Harry Barnes said...

All five candidates for the Labour Leadership have now responded positively to the campaign run by Dronfield Blather to issue “Manifestos of Intent” - On Friday Ed Balls was approached at the close of the final hustings which was held at Manchester and he accepted the proposal. This means that all five candidates have now agreed. But there are still problems to be resolved before our wish becomes reality. See –

On 16 August balloting commences. So we are keen to gain access to the finalised Manifestos for publication by then. So far we hold some initial material from two of the candidates, although if they wish they still have time to elaborate on what we hold.

Whenever all five Manifestos are available we will publish them alongside each other. If anyone falls out of the boat we will, however, publish what we then hold on 16 August. We can’t wait any longer than that.

Candidates are, of course, free to publish their own Manifestos at any time they wish. If they beat us to it, we will nevertheless stick to the above timetable.

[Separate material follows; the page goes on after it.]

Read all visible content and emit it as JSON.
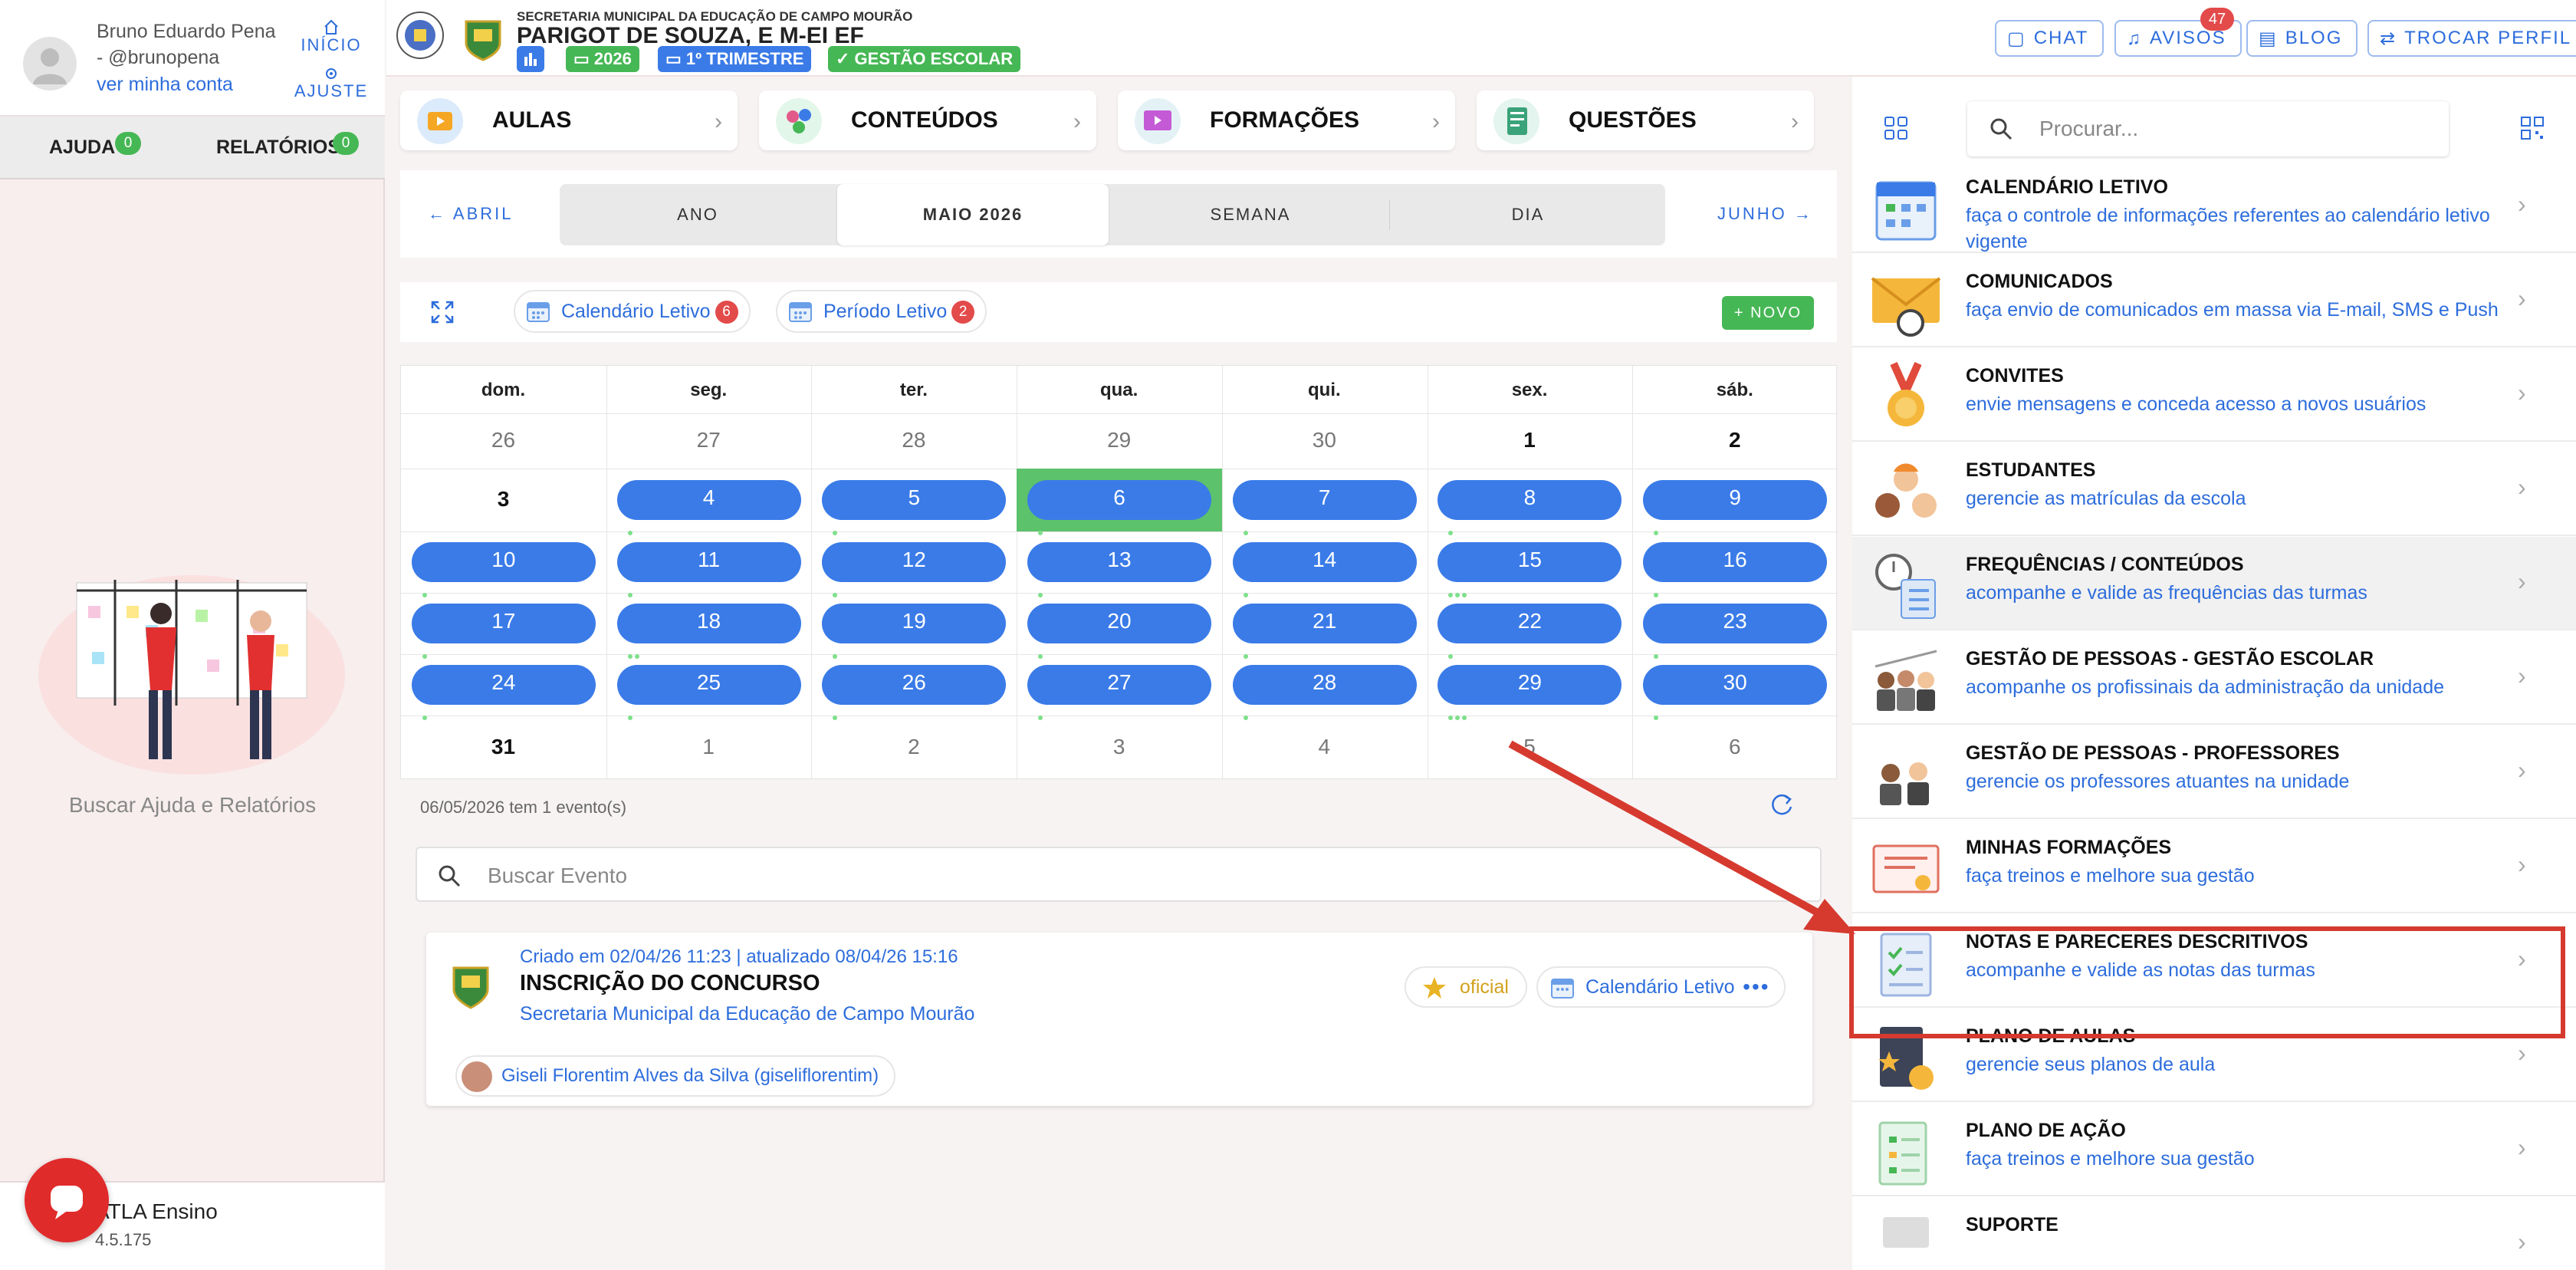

We will also give credit where it is due to four Labour MPs who have (to date) helped.